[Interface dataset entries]
☆ ☆ ☆ ☆

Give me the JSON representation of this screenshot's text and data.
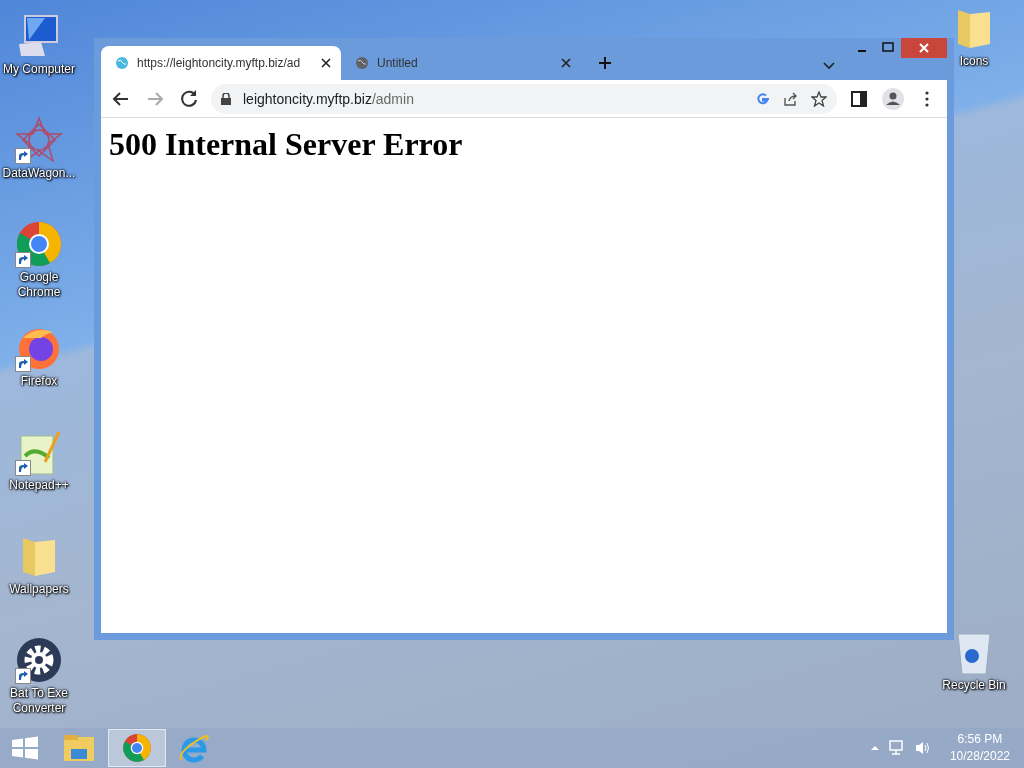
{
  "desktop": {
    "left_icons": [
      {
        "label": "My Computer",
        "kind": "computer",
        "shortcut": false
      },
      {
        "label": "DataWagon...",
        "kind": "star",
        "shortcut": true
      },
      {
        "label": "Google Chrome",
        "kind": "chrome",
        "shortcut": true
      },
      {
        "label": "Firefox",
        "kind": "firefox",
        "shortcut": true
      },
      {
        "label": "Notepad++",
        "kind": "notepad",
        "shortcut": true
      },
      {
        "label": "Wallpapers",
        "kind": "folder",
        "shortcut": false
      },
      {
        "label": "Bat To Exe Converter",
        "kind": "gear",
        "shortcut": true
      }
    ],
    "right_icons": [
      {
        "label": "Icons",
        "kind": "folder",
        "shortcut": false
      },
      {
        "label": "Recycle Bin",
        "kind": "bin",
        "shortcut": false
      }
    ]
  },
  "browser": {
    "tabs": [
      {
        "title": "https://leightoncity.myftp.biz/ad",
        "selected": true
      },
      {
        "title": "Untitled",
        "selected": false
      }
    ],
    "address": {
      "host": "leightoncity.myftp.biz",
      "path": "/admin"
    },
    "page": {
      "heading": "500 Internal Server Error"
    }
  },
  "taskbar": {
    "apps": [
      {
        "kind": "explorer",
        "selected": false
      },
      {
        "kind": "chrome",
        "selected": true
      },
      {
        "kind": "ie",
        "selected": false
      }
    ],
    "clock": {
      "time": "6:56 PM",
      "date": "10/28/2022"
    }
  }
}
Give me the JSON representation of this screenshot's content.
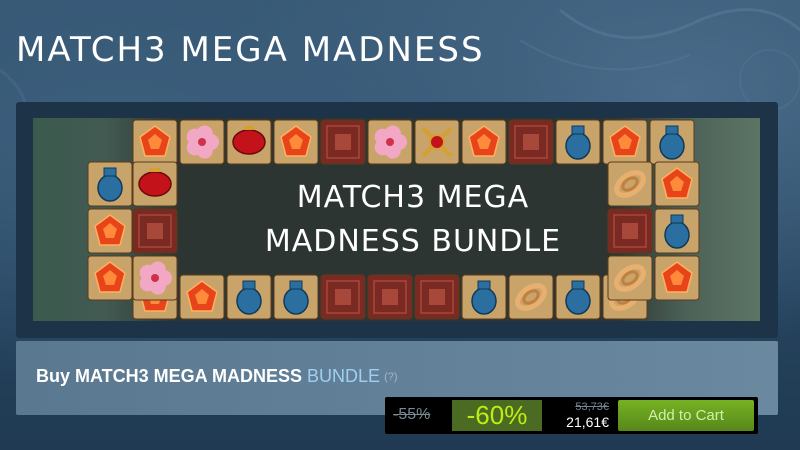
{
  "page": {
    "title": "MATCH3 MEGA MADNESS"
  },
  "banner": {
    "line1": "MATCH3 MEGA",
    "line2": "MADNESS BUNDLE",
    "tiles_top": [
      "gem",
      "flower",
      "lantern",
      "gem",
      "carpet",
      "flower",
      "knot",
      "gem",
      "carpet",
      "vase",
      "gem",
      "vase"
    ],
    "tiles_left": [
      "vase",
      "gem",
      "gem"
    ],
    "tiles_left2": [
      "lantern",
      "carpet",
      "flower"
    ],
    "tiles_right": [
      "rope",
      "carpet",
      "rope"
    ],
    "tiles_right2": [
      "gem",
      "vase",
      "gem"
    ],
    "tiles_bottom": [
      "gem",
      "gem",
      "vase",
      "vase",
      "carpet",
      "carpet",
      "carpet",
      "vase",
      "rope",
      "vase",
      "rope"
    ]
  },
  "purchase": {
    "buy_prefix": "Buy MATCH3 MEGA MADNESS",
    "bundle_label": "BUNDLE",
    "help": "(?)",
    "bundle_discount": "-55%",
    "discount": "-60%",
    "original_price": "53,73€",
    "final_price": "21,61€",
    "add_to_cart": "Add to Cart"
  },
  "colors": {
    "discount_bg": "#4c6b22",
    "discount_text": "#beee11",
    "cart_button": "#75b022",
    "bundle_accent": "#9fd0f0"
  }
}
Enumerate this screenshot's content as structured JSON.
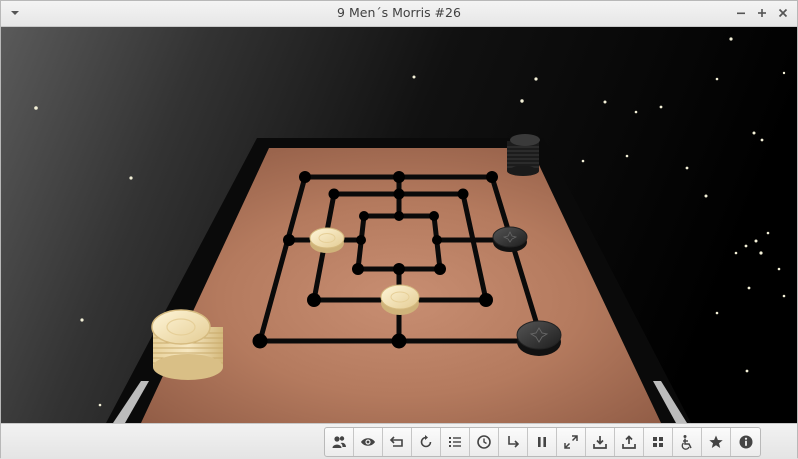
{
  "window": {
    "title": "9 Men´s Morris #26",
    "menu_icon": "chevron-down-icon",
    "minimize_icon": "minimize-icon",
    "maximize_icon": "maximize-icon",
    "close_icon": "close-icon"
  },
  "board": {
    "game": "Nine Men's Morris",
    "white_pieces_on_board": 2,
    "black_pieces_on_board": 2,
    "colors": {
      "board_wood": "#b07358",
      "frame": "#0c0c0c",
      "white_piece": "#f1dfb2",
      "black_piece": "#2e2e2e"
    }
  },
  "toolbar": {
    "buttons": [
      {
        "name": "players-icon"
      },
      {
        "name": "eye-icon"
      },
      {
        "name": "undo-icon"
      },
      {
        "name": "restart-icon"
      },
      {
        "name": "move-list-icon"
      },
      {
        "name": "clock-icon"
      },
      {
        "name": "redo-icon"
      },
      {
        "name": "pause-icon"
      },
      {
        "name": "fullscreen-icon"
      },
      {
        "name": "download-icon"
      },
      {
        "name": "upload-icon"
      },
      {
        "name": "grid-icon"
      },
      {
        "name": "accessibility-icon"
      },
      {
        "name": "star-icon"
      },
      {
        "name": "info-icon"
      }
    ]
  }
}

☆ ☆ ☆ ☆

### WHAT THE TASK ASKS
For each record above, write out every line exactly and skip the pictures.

### TASK RESPONSE
Give me the JSON representation of this screenshot's text and data.
{
  "desktop": {
    "left_icons": [
      {
        "label": "My Computer",
        "kind": "computer",
        "shortcut": false
      },
      {
        "label": "DataWagon...",
        "kind": "star",
        "shortcut": true
      },
      {
        "label": "Google Chrome",
        "kind": "chrome",
        "shortcut": true
      },
      {
        "label": "Firefox",
        "kind": "firefox",
        "shortcut": true
      },
      {
        "label": "Notepad++",
        "kind": "notepad",
        "shortcut": true
      },
      {
        "label": "Wallpapers",
        "kind": "folder",
        "shortcut": false
      },
      {
        "label": "Bat To Exe Converter",
        "kind": "gear",
        "shortcut": true
      }
    ],
    "right_icons": [
      {
        "label": "Icons",
        "kind": "folder",
        "shortcut": false
      },
      {
        "label": "Recycle Bin",
        "kind": "bin",
        "shortcut": false
      }
    ]
  },
  "browser": {
    "tabs": [
      {
        "title": "https://leightoncity.myftp.biz/ad",
        "selected": true
      },
      {
        "title": "Untitled",
        "selected": false
      }
    ],
    "address": {
      "host": "leightoncity.myftp.biz",
      "path": "/admin"
    },
    "page": {
      "heading": "500 Internal Server Error"
    }
  },
  "taskbar": {
    "apps": [
      {
        "kind": "explorer",
        "selected": false
      },
      {
        "kind": "chrome",
        "selected": true
      },
      {
        "kind": "ie",
        "selected": false
      }
    ],
    "clock": {
      "time": "6:56 PM",
      "date": "10/28/2022"
    }
  }
}
Give me the JSON representation of this screenshot's content.
{
  "page": {
    "title": "MATCH3 MEGA MADNESS"
  },
  "banner": {
    "line1": "MATCH3 MEGA",
    "line2": "MADNESS BUNDLE",
    "tiles_top": [
      "gem",
      "flower",
      "lantern",
      "gem",
      "carpet",
      "flower",
      "knot",
      "gem",
      "carpet",
      "vase",
      "gem",
      "vase"
    ],
    "tiles_left": [
      "vase",
      "gem",
      "gem"
    ],
    "tiles_left2": [
      "lantern",
      "carpet",
      "flower"
    ],
    "tiles_right": [
      "rope",
      "carpet",
      "rope"
    ],
    "tiles_right2": [
      "gem",
      "vase",
      "gem"
    ],
    "tiles_bottom": [
      "gem",
      "gem",
      "vase",
      "vase",
      "carpet",
      "carpet",
      "carpet",
      "vase",
      "rope",
      "vase",
      "rope"
    ]
  },
  "purchase": {
    "buy_prefix": "Buy MATCH3 MEGA MADNESS",
    "bundle_label": "BUNDLE",
    "help": "(?)",
    "bundle_discount": "-55%",
    "discount": "-60%",
    "original_price": "53,73€",
    "final_price": "21,61€",
    "add_to_cart": "Add to Cart"
  },
  "colors": {
    "discount_bg": "#4c6b22",
    "discount_text": "#beee11",
    "cart_button": "#75b022",
    "bundle_accent": "#9fd0f0"
  }
}
Enumerate this screenshot's content as structured JSON.
{
  "window": {
    "title": "9 Men´s Morris #26",
    "menu_icon": "chevron-down-icon",
    "minimize_icon": "minimize-icon",
    "maximize_icon": "maximize-icon",
    "close_icon": "close-icon"
  },
  "board": {
    "game": "Nine Men's Morris",
    "white_pieces_on_board": 2,
    "black_pieces_on_board": 2,
    "colors": {
      "board_wood": "#b07358",
      "frame": "#0c0c0c",
      "white_piece": "#f1dfb2",
      "black_piece": "#2e2e2e"
    }
  },
  "toolbar": {
    "buttons": [
      {
        "name": "players-icon"
      },
      {
        "name": "eye-icon"
      },
      {
        "name": "undo-icon"
      },
      {
        "name": "restart-icon"
      },
      {
        "name": "move-list-icon"
      },
      {
        "name": "clock-icon"
      },
      {
        "name": "redo-icon"
      },
      {
        "name": "pause-icon"
      },
      {
        "name": "fullscreen-icon"
      },
      {
        "name": "download-icon"
      },
      {
        "name": "upload-icon"
      },
      {
        "name": "grid-icon"
      },
      {
        "name": "accessibility-icon"
      },
      {
        "name": "star-icon"
      },
      {
        "name": "info-icon"
      }
    ]
  }
}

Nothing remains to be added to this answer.